- [Exercise brief]
Scan the data below. Pull out each line where "true" occurs.

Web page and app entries
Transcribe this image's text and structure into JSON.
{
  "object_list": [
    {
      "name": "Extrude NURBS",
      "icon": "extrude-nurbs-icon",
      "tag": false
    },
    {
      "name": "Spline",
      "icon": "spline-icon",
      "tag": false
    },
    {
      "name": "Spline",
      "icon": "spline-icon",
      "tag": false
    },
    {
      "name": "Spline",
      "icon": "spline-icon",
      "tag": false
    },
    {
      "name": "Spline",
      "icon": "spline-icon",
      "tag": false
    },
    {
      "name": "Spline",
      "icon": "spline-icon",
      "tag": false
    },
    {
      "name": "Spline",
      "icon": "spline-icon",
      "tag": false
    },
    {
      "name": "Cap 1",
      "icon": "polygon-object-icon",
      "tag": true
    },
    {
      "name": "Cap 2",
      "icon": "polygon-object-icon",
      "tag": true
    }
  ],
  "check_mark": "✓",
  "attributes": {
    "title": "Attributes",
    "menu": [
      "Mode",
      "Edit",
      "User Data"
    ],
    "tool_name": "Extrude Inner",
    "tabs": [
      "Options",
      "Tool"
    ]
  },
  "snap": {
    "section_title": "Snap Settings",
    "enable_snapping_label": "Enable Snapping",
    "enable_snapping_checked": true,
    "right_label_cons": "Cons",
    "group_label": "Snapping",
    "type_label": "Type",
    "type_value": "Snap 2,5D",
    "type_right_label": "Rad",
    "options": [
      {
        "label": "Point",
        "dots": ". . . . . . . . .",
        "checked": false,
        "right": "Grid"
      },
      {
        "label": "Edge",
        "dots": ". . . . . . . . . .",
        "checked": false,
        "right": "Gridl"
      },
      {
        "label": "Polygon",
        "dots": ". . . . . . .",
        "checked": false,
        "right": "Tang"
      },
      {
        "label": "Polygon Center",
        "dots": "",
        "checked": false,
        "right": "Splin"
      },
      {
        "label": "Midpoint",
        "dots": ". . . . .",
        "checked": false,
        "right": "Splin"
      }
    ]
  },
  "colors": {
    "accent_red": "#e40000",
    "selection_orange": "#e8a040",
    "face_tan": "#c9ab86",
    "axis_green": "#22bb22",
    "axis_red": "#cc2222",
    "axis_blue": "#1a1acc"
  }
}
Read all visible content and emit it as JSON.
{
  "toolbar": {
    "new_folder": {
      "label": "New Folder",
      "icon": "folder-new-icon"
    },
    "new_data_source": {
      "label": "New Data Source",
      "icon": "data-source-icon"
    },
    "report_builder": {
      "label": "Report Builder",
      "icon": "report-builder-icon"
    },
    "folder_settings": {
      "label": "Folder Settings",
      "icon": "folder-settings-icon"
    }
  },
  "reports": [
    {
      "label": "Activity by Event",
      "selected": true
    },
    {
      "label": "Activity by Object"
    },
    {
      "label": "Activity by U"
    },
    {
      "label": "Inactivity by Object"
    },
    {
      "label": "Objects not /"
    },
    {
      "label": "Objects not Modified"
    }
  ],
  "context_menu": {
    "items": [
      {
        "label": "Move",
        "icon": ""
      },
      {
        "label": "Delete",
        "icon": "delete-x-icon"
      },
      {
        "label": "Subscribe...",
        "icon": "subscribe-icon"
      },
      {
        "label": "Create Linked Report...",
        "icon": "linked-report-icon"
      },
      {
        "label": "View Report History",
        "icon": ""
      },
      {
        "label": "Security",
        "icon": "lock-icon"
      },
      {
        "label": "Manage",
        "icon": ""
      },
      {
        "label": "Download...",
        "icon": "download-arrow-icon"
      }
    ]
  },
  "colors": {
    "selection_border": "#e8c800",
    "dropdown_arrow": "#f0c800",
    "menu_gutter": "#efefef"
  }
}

- [Answer area]
      "tag": true
      "tag": true
    "enable_snapping_checked": true,
      "selected": true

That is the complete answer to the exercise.